Much like in artistic gymnastics, where open-ended difficulty became the norm in 2006, the new rules have dramatically altered the look of rhythmic routines as gymnasts rush to pack in extra difficulty. The downside is that this can lead to mistakes, damaging the execution score. Finding a balance between high difficulty and clean execution is key, and it’s a challenge Zeng has risen to with gusto.
“I’m all for it,” she says of open-ended difficulty. “A changing code is always a positive step forward for the sport. However, I do wish that artistry was emphasized more in this code, because I believe rhythmic is a combination of both.”
In two previous appearances at the World Championships, Zeng has elevated the U.S. rhythmic program to new heights. The 18-year-old owns the best ever U.S. finishes in the all-around at Worlds (sixth in 2017), the best finish in an apparatus final at Worlds (fifth with the ball and ribbon in 2017) and the top American placement at an Olympic Games (11th in Rio in 2016).
Not that she pays too much attention to the scoreboard. “I’m very proud to have been able to break into the top 10 in the world for Team USA,” she said. “But going into Worlds this year, the biggest pressure is about cleanly executing routines, rather than results. For me in particular, the pressure isn’t about placement, but about leaving something special on the carpet.”
With an eye to the change to the Code of Points, Zeng has strategically increased some of her difficulty over the past year.

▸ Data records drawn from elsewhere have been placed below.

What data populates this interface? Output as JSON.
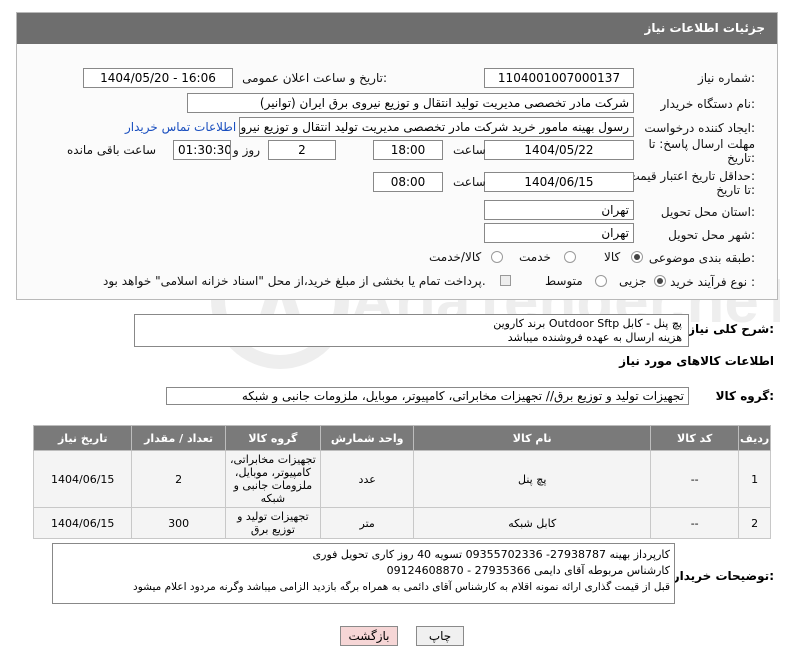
{
  "header": {
    "title": "جزئیات اطلاعات نیاز"
  },
  "form": {
    "need_number_label": "شماره نیاز:",
    "need_number": "1104001007000137",
    "announce_label": "تاریخ و ساعت اعلان عمومی:",
    "announce_value": "1404/05/20 - 16:06",
    "buyer_label": "نام دستگاه خریدار:",
    "buyer_value": "شرکت مادر تخصصی مدیریت تولید  انتقال و توزیع نیروی برق ایران (توانیر)",
    "creator_label": "ایجاد کننده درخواست:",
    "creator_value": "رسول بهینه مامور خرید شرکت مادر تخصصی مدیریت تولید  انتقال و توزیع نیروی",
    "contact_link": "اطلاعات تماس خریدار",
    "deadline_label_1": "مهلت ارسال پاسخ: تا",
    "deadline_label_2": "تاریخ:",
    "deadline_date": "1404/05/22",
    "time_label": "ساعت",
    "deadline_time": "18:00",
    "days_value": "2",
    "days_label": "روز و",
    "remaining_value": "01:30:30",
    "remaining_label": "ساعت باقی مانده",
    "validity_label_1": "حداقل تاریخ اعتبار قیمت:",
    "validity_label_2": "تا تاریخ:",
    "validity_date": "1404/06/15",
    "validity_time": "08:00",
    "province_label": "استان محل تحویل:",
    "province_value": "تهران",
    "city_label": "شهر محل تحویل:",
    "city_value": "تهران",
    "category_label": "طبقه بندی موضوعی:",
    "category_options": [
      "کالا",
      "خدمت",
      "کالا/خدمت"
    ],
    "process_label": "نوع فرآیند خرید :",
    "process_options": [
      "جزیی",
      "متوسط"
    ],
    "payment_note": "پرداخت تمام یا بخشی از مبلغ خرید،از محل \"اسناد خزانه اسلامی\" خواهد بود."
  },
  "description": {
    "label": "شرح کلی نیاز:",
    "line1": "پچ پنل - کابل  Outdoor Sftp  برند کاروین",
    "line2": "هزینه ارسال به عهده فروشنده میباشد"
  },
  "goods_info_title": "اطلاعات کالاهای مورد نیاز",
  "goods_group": {
    "label": "گروه کالا:",
    "value": "تجهیزات تولید و توزیع برق// تجهیزات مخابراتی، کامپیوتر، موبایل، ملزومات جانبی و شبکه"
  },
  "table": {
    "headers": [
      "ردیف",
      "کد کالا",
      "نام کالا",
      "واحد شمارش",
      "گروه کالا",
      "تعداد / مقدار",
      "تاریخ نیاز"
    ],
    "rows": [
      [
        "1",
        "--",
        "پچ پنل",
        "عدد",
        "تجهیزات مخابراتی، کامپیوتر، موبایل، ملزومات جانبی و شبکه",
        "2",
        "1404/06/15"
      ],
      [
        "2",
        "--",
        "کابل شبکه",
        "متر",
        "تجهیزات تولید و توزیع برق",
        "300",
        "1404/06/15"
      ]
    ]
  },
  "buyer_notes": {
    "label": "توضیحات خریدار:",
    "line1": "کارپرداز بهینه 27938787- 09355702336  تسویه 40 روز کاری  تحویل فوری",
    "line2": "کارشناس مربوطه آقای دایمی 27935366 - 09124608870",
    "line3": "قبل از قیمت گذاری ارائه نمونه اقلام به کارشناس آقای دائمی به همراه برگه بازدید الزامی میباشد وگرنه مردود اعلام میشود"
  },
  "buttons": {
    "print": "چاپ",
    "back": "بازگشت"
  },
  "watermark": {
    "text": "AriaTender.neT"
  },
  "colors": {
    "header_bg": "#6e6e6e",
    "link": "#1a4fbf",
    "back_button_bg": "#f6d6d6"
  }
}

But there’s a distinct you-haven’t-seen-anything-yet quality in her approach to the World Rhythmic Gymnastics Championships, taking place this week in Sofia, Bulgaria.
“It’s also definitely still a work in progress,” she said. “I’m still definitely learning something new every day and trying to be involved more.”
After so much success, one thing she’s come to realize this season is that dramatic tweaking can be a necessary component for continuing to move forward. When her ball routine gave her some problems during the early part of the season, Zeng and coach Natasha Kilmouk decided to start over from scratch. The result was that Zeng debuted a brand new routine with the apparatus at July’s USA Gymnastics Championships.
With two years to go before the Tokyo Olympics, she’s focused on the long game. “All of our work this season will continue to develop for the next two years,” she says. It’s all part of the routine, of course.